The use of the police and intelligence services to repress dissent is a cautionary sign that commitment to genuine reform is shallow.
The post-election violence underscores that the military continues to loom large in Zimbabwe’s politics. Similarly, the use of the police and intelligence services to repress dissent is a cautionary sign that commitment to genuine reform is shallow. However, international engagement is needed if Zimbabwe is to overcome its economic hardships. Sanctions relief and the revamping of the economy provide powerful incentives for reform and re-engagement with the international community as ZANU-PF struggles to find new sources of legitimacy.
Resolution of these competing tensions will determine whether the military will be able to consolidate its hold on the political levers of power perpetuating the exclusionary politics that have come to define Zimbabwe. If so, despite the departure of Robert Mugabe after 38 years in leadership, the same system will persist with different faces at the top.
Africa Center Experts
- Shannon Smith, Professor of Practice and Director of Engagement
- Daniel Hampton, Professor of Practice, Security Studies
- Joseph Siegle, Director of Research
- Africa Confidential, “The Great Observer Gamble,” Vol. 59, No. 16, August 9, 2018.
- Africa Center for Strategic Studies, “Reform and Renewal in Zimbabwe, or More of the Same?” Spotlight, June 28, 2018.
- International Crisis Group, “Zimbabwe’s Military-Assisted Transition and Prospects for Recovery,” Briefing No. 134, December 20, 2017.
- Paul Nantulya, “The Troubled Democratic Transitions of African Liberation Movements,” Africa Center for Strategic Studies, Spotlight, December 14, 2017.
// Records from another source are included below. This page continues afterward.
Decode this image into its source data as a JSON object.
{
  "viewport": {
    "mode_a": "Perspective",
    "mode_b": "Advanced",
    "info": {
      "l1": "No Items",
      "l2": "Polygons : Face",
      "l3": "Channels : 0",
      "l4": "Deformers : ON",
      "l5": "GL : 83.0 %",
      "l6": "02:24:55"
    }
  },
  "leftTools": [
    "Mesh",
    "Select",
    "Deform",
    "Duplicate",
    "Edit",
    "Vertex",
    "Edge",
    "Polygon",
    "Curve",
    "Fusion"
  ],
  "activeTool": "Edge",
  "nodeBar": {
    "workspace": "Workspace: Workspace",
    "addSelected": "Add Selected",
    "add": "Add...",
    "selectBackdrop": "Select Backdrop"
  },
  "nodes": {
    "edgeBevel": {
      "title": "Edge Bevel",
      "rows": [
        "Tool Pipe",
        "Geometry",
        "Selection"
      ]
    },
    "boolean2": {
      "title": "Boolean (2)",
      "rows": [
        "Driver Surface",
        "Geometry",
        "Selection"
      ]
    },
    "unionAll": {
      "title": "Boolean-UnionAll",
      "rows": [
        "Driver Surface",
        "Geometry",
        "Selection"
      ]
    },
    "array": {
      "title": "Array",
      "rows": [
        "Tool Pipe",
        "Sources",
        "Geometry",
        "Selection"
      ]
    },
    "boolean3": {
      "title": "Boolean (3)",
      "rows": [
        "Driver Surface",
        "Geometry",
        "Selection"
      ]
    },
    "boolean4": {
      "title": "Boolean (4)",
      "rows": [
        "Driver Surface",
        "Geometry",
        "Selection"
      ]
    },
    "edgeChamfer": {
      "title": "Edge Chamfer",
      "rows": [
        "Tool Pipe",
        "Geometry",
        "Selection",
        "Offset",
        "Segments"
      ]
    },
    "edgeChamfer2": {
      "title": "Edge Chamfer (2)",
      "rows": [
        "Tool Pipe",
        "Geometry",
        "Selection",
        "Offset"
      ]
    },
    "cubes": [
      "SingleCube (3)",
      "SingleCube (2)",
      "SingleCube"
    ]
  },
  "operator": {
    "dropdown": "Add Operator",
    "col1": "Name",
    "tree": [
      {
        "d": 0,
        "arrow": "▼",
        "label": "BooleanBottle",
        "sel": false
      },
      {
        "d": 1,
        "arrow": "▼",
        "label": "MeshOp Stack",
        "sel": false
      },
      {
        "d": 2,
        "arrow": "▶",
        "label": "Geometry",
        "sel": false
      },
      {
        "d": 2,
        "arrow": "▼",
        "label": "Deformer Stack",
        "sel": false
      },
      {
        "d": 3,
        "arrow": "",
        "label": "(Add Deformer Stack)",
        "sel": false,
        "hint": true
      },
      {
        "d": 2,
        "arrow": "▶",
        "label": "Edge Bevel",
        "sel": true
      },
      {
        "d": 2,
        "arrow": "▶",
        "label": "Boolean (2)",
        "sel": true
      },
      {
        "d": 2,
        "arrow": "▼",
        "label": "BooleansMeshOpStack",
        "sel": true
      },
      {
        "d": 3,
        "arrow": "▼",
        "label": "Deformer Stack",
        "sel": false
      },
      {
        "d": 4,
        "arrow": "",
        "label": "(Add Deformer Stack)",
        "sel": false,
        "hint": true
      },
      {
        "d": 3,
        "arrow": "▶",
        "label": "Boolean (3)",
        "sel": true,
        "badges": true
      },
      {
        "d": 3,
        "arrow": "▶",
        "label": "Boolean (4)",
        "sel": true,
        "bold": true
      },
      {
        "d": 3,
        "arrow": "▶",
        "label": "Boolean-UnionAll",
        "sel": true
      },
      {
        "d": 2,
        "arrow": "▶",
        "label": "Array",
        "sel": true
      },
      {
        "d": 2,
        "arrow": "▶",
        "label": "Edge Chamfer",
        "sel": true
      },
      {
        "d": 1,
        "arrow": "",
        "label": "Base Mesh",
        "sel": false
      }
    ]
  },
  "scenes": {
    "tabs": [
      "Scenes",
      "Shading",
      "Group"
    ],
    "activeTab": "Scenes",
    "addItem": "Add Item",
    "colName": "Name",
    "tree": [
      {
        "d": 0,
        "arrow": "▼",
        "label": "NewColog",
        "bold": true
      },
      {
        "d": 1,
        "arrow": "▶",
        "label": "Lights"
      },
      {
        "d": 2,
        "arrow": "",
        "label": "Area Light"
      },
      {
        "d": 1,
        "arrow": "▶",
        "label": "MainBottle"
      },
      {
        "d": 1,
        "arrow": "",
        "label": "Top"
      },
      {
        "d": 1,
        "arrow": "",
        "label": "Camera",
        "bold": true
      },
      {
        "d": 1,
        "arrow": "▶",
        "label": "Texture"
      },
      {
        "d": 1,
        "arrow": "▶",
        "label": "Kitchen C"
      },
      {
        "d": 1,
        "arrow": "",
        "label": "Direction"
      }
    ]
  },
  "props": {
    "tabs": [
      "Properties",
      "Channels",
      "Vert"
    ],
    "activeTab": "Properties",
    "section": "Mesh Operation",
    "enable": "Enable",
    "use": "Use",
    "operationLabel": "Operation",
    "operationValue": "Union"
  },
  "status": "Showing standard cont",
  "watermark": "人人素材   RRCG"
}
- Émile Ouédraogo, “Advancing Military Professionalism in Africa,” Africa Center for Strategic Studies, Research Paper No. 6, July 31, 2014.
- Mathurin C. Houngnikpo, “Africa’s Militaries: A Missing Link in Democratic Transitions,” Africa Center for Strategic Studies, Africa Security Brief No. 17, January 31, 2012.
- Joseph Siegle, “Overcoming Dilemmas of Democratization: Protecting Civil Liberties and the Right to Democracy,” Nordic Journal of International Law, 2012.
More on: Zimbabwe